Your assignment — Among the entries below, find every line that has "kind" and pull it out.
--------------------
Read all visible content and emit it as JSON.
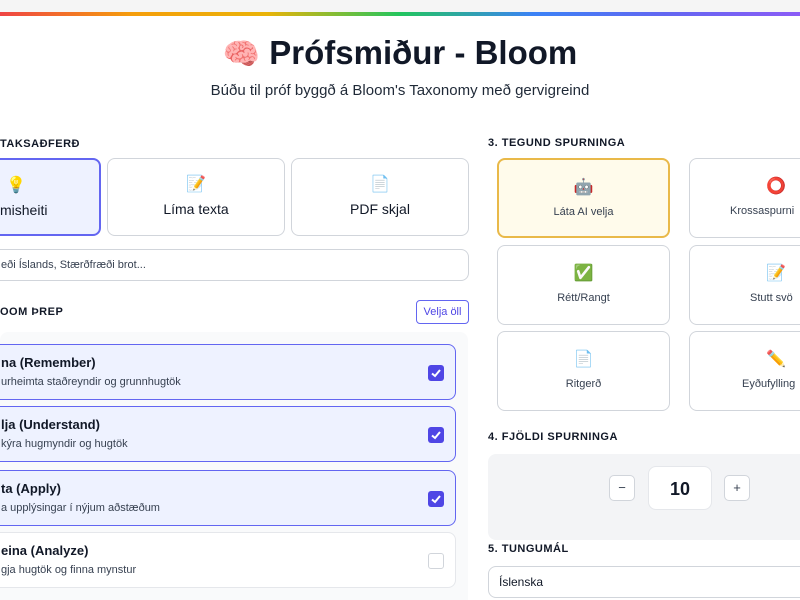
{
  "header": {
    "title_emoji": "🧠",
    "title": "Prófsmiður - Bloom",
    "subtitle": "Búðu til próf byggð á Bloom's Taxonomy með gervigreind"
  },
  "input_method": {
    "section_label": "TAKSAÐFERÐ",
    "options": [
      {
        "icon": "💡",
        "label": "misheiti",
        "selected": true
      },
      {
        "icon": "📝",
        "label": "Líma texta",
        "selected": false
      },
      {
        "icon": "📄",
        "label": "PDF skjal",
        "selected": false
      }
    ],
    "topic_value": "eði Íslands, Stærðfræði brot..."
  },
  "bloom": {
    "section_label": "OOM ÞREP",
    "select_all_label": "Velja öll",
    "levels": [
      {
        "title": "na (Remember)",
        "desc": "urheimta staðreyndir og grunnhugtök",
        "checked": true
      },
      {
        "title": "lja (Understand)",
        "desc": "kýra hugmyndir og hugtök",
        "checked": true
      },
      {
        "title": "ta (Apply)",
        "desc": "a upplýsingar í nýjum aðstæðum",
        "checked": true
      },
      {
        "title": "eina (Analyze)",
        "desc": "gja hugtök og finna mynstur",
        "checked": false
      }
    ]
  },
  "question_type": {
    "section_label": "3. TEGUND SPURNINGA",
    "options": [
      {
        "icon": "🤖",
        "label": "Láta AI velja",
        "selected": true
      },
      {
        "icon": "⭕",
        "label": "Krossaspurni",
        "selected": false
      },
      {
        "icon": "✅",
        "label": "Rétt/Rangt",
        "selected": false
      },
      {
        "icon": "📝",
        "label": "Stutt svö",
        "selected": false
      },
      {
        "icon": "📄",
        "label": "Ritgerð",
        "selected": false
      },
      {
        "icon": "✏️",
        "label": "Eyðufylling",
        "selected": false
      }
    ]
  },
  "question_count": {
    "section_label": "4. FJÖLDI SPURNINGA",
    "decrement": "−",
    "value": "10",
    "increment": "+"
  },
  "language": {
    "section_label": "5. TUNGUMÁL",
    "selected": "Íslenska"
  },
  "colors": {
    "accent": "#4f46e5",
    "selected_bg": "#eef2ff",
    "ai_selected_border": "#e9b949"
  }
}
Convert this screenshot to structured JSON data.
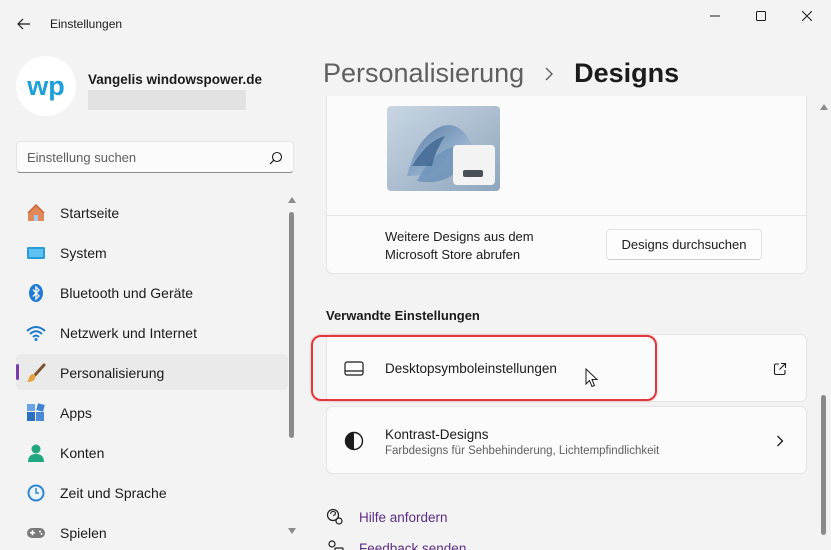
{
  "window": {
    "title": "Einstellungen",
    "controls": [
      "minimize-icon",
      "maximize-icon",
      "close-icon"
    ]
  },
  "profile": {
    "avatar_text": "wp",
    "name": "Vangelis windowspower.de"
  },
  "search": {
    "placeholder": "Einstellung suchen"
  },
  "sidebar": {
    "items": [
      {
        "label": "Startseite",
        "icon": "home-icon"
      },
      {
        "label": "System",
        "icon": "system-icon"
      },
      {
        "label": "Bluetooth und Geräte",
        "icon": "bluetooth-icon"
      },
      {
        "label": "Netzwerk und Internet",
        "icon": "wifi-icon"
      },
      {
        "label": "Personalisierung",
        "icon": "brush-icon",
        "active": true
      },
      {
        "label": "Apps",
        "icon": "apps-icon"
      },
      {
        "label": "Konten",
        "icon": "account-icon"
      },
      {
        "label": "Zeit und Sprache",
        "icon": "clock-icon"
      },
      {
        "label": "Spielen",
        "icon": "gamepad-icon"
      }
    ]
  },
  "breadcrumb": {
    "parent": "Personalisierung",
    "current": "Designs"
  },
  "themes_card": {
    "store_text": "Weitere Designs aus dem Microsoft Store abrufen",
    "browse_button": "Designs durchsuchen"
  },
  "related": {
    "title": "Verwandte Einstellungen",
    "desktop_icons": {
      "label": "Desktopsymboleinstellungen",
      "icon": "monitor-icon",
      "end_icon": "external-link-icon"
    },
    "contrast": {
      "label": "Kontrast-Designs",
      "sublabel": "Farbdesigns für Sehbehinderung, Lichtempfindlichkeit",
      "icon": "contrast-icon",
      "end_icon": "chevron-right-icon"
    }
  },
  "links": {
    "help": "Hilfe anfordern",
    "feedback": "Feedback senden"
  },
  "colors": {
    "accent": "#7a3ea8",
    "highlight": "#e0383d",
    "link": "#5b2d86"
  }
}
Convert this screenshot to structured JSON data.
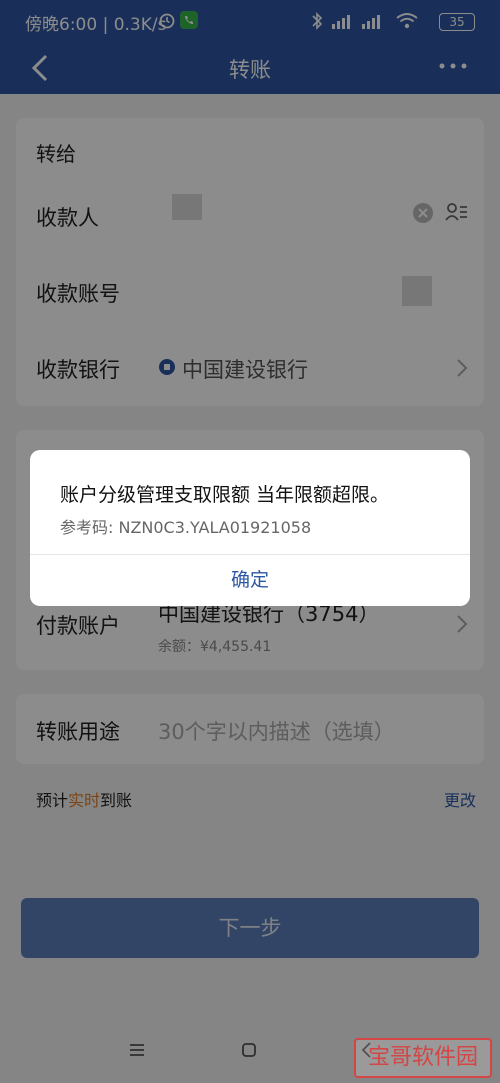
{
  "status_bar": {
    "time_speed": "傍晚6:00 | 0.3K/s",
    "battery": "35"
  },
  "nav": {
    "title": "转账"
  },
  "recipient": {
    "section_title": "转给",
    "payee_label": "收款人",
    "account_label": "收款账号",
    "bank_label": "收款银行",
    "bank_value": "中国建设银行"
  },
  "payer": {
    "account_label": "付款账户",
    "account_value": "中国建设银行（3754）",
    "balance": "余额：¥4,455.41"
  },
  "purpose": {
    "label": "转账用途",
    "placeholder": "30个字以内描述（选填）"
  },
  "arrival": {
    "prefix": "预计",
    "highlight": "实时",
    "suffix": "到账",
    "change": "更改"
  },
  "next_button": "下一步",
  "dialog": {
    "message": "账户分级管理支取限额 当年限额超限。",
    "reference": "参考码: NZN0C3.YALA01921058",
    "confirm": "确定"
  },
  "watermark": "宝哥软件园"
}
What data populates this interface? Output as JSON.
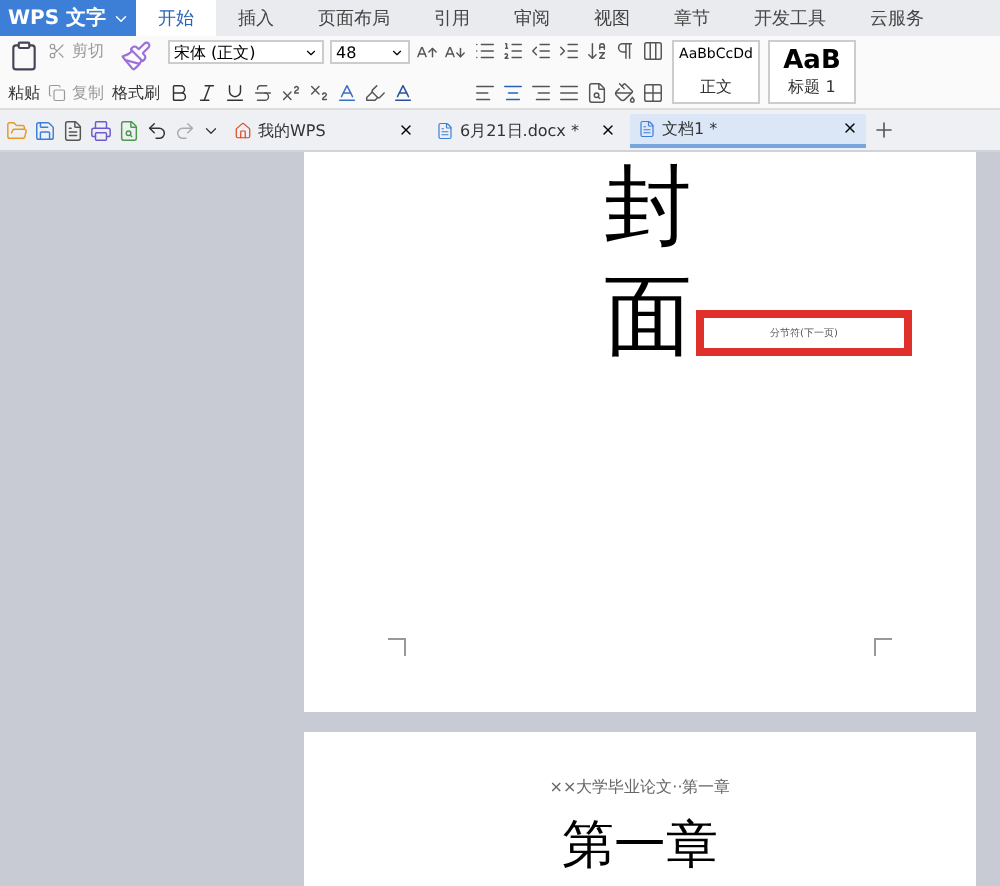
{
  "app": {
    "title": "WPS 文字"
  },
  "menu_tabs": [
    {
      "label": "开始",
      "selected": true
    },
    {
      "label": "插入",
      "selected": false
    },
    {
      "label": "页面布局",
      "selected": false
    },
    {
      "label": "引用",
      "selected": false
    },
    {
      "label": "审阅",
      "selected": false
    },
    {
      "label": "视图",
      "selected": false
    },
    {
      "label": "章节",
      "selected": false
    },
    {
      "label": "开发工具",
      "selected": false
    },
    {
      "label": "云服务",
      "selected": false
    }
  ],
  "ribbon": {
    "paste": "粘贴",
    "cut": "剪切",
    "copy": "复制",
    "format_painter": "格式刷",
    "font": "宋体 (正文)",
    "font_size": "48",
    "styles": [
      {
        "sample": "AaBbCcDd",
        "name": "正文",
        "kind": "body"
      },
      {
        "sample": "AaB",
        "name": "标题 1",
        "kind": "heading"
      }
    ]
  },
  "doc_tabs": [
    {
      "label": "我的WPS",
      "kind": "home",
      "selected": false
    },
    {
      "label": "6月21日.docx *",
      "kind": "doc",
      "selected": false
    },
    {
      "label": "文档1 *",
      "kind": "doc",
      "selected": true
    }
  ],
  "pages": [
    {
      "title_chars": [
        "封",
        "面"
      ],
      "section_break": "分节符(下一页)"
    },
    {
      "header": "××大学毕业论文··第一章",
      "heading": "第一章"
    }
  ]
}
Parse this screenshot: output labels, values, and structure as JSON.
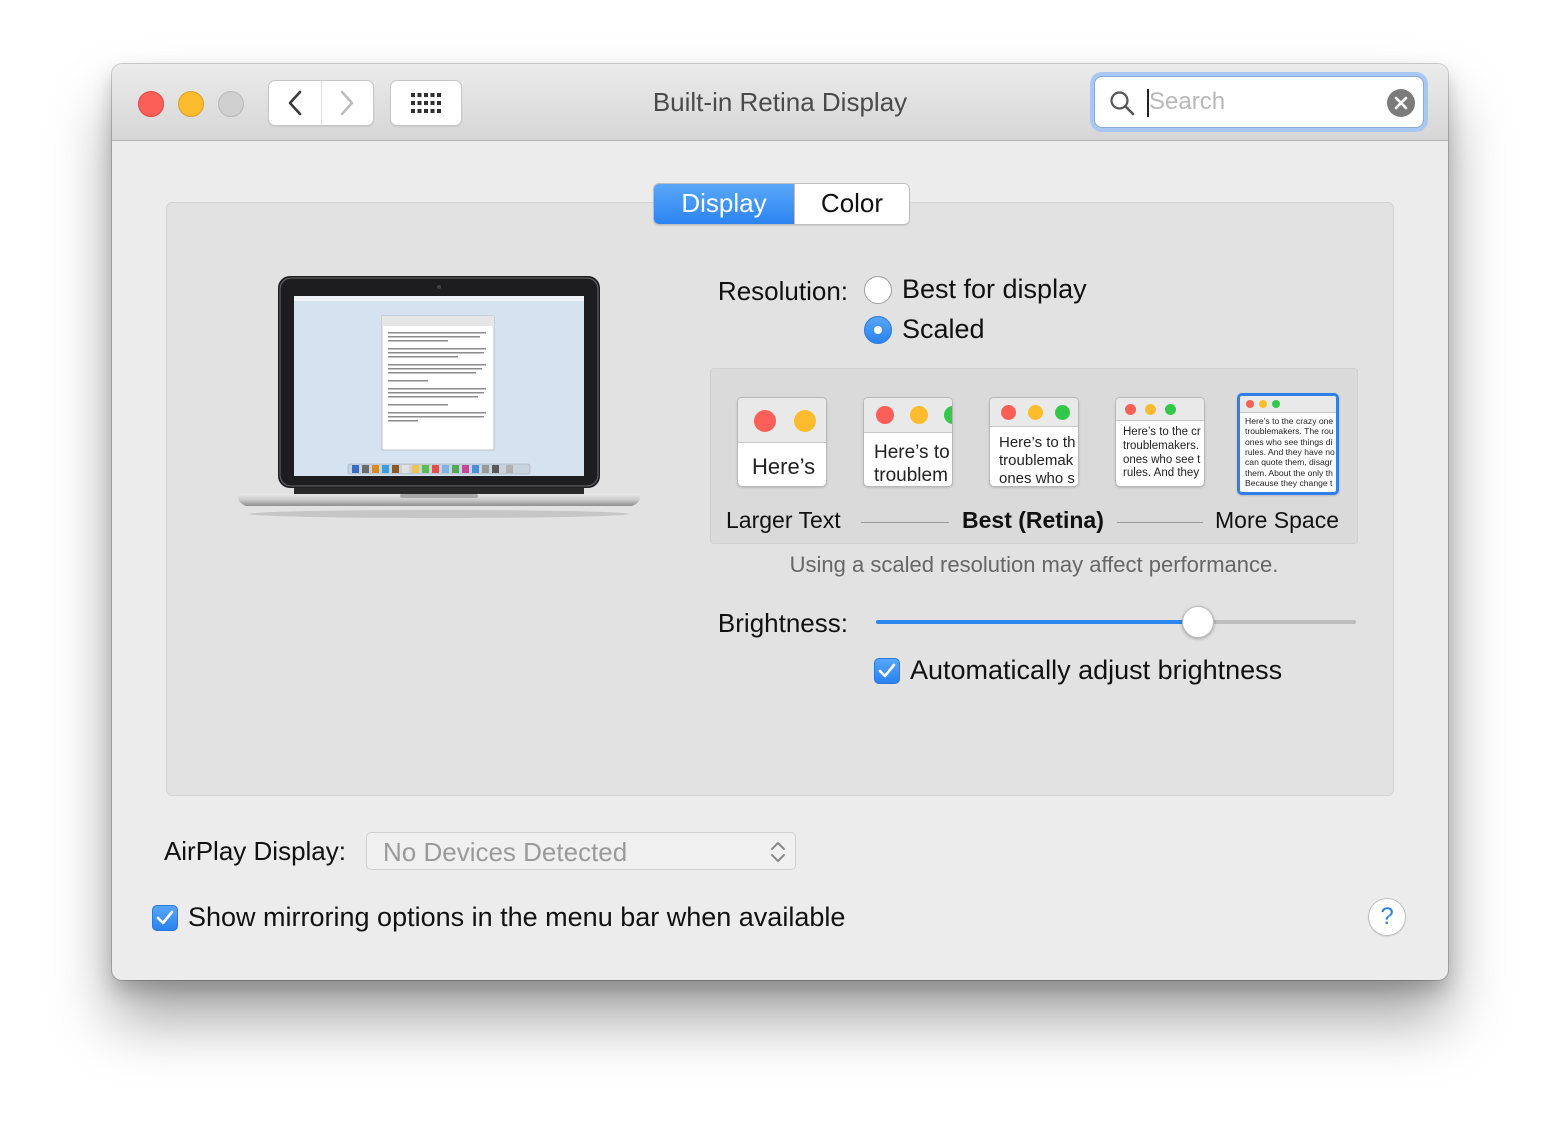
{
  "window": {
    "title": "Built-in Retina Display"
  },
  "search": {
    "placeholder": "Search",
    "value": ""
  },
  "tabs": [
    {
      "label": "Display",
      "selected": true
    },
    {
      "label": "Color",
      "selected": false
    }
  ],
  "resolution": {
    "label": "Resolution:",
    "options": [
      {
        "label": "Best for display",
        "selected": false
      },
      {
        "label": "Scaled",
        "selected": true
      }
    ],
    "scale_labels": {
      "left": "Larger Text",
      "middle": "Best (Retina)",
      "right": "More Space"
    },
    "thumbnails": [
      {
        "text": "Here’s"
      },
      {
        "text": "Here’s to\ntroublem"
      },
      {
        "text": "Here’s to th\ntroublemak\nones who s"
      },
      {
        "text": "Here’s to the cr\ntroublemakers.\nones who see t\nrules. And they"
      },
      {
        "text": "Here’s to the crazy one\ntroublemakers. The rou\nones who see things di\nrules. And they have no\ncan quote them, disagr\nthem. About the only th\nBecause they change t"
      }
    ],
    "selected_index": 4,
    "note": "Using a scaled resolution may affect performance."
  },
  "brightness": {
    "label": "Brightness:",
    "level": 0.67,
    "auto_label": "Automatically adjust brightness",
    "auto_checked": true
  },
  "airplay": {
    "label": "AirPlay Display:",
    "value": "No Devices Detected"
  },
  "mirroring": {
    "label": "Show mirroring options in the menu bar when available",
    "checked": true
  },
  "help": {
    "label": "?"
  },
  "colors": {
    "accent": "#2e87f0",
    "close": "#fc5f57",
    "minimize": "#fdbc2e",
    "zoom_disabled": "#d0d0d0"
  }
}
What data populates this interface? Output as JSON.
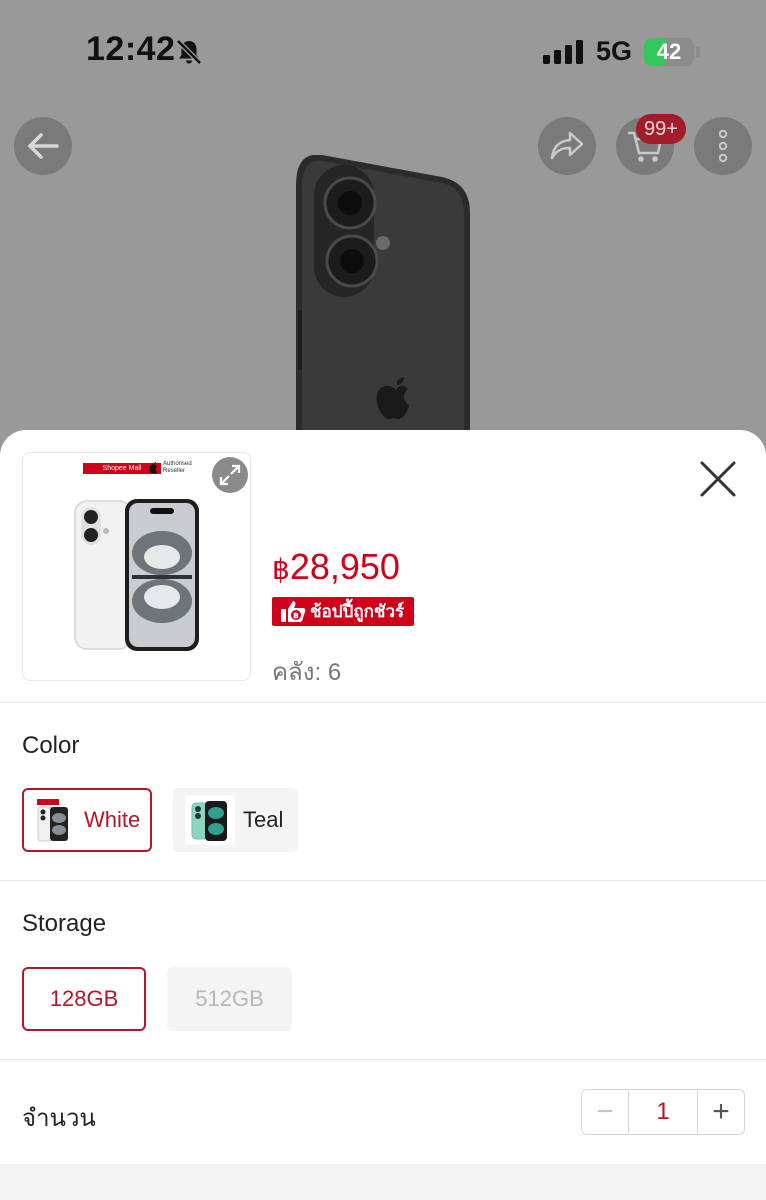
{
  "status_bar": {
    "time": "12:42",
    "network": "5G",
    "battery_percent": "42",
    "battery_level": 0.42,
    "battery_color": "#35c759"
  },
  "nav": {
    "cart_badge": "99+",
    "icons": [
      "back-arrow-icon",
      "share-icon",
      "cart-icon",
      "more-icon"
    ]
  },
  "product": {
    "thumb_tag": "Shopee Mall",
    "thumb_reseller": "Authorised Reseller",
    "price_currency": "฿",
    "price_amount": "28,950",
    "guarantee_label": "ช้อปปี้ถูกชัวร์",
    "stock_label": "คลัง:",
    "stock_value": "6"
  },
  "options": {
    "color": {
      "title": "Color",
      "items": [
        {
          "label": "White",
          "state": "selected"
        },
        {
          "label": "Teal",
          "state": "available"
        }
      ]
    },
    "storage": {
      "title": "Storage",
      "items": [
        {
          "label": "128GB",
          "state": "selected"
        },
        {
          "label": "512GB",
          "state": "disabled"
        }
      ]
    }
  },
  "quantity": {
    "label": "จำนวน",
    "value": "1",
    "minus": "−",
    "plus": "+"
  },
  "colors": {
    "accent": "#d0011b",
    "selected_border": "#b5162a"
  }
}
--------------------
Solved problem —
        "kind": "body"
        "kind": "heading"
      "kind": "home",
      "kind": "doc",
      "kind": "doc",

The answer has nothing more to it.